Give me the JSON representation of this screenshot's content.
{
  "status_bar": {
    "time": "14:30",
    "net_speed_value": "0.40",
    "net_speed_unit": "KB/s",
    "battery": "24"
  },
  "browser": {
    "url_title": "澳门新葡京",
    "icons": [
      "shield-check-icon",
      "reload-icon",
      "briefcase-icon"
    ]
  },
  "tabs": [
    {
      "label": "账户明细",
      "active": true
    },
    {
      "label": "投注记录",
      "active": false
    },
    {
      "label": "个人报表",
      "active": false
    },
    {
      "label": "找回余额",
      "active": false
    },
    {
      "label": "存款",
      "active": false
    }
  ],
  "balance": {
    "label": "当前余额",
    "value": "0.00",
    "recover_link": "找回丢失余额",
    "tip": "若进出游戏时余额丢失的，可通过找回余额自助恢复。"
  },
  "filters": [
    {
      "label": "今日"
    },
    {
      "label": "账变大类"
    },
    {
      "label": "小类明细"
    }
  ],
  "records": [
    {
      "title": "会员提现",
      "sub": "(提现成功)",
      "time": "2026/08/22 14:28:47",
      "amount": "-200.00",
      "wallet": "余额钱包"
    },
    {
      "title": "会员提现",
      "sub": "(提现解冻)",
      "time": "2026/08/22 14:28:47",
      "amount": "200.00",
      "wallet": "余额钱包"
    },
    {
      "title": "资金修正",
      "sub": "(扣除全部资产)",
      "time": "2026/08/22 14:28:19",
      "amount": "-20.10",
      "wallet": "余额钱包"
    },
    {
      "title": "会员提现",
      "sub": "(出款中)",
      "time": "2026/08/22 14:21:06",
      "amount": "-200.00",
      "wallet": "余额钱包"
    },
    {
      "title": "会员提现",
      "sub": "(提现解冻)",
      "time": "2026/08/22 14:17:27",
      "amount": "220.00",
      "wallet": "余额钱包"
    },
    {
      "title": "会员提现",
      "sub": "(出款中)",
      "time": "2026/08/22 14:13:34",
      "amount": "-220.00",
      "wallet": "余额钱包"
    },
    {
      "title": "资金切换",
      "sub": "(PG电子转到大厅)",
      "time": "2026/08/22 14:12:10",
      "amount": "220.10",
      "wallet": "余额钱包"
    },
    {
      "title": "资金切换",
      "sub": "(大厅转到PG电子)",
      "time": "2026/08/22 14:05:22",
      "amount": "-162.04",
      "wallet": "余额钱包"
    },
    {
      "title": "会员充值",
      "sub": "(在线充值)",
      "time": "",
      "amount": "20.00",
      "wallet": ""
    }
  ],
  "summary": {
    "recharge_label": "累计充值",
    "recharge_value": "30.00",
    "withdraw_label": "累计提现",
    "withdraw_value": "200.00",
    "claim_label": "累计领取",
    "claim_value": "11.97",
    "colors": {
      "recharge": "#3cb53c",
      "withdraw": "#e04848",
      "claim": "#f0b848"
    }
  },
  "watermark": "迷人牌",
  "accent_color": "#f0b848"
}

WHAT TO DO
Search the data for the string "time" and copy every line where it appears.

TASK RESULT
    "time": "14:30",
      "time": "2026/08/22 14:28:47",
      "time": "2026/08/22 14:28:47",
      "time": "2026/08/22 14:28:19",
      "time": "2026/08/22 14:21:06",
      "time": "2026/08/22 14:17:27",
      "time": "2026/08/22 14:13:34",
      "time": "2026/08/22 14:12:10",
      "time": "2026/08/22 14:05:22",
      "time": "",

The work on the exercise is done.